Do different stuff? - Don't get this confused with "different strategies." Different strategies talks about doing tactics with a particular set of units or particular game mode. Different stuff talks about different units and/or different game modes in general. Does your map have a variety of units in which you could pick? Does your map have a variety of game modes? If your game has lots of different units in which you could be, then people might replay your map so they could try different units. Many defense maps rely on this. They could also fit under the "different strategies" category but mainly they would fit under this one. Usually most defense maps should have many different units/buildings in which you could make/build. For one time you can just try doing this particular set of units, another time you can try doing a different set. Or even on the third time, you can mix the two. In maps like Mario Party or other mini games, there usually are many different mini games and/or game settings. Those are good ways of getting maps popular.
Those are just some common possibilities in which some of you guys might want to consider when trying to make your map popular. If you notice, alot of non popular maps, as well as some bounds, that i played lack those things i mentioned so that's why sometimes it's hard to get them popular.

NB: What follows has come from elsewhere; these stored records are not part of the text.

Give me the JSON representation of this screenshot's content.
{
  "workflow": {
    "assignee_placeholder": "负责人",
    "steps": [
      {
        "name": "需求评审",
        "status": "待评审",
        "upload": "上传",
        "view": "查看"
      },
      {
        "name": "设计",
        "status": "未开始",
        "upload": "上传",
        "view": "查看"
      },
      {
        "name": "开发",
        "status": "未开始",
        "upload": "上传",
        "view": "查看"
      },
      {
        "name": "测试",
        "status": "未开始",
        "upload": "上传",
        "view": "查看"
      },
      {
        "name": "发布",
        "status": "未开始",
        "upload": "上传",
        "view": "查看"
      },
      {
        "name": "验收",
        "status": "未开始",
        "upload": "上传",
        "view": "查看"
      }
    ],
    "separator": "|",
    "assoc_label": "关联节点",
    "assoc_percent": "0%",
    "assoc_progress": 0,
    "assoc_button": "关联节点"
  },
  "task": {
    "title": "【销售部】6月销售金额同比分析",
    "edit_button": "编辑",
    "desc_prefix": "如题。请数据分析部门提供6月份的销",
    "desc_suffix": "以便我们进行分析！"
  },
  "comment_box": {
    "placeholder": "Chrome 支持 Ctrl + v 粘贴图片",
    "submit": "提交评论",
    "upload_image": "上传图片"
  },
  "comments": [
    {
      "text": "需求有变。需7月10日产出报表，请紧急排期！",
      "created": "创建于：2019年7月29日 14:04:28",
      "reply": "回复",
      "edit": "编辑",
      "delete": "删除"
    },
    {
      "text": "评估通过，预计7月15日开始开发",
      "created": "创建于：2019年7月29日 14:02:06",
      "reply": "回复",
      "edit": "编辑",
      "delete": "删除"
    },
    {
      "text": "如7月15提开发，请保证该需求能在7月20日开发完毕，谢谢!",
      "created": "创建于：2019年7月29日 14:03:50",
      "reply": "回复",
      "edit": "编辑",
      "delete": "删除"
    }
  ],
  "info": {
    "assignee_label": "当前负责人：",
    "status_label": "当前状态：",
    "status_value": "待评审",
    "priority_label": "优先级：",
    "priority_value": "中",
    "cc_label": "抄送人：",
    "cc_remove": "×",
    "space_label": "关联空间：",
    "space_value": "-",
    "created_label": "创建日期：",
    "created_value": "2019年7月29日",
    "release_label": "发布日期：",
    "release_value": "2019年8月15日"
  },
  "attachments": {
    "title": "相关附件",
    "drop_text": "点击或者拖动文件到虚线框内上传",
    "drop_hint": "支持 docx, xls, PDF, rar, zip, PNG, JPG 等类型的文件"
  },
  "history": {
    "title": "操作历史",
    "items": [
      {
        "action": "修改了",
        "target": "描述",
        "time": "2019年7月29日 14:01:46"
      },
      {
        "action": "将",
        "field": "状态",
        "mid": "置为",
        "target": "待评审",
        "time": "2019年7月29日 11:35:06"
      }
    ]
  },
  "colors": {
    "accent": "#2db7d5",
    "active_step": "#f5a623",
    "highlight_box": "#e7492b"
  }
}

When making a map, focus on some of these replayability factors. Don't try to make too many different replayability factors for your map because then it would make all of them weak. Preferably, just pick one and focus your map entirely on it. The stronger the replayability factor is, the more likely your map would get popular.
(Article copied over from Old Old Wiki; Original Article - http://doodle77.dyndns.org/tutorials.php?id=168)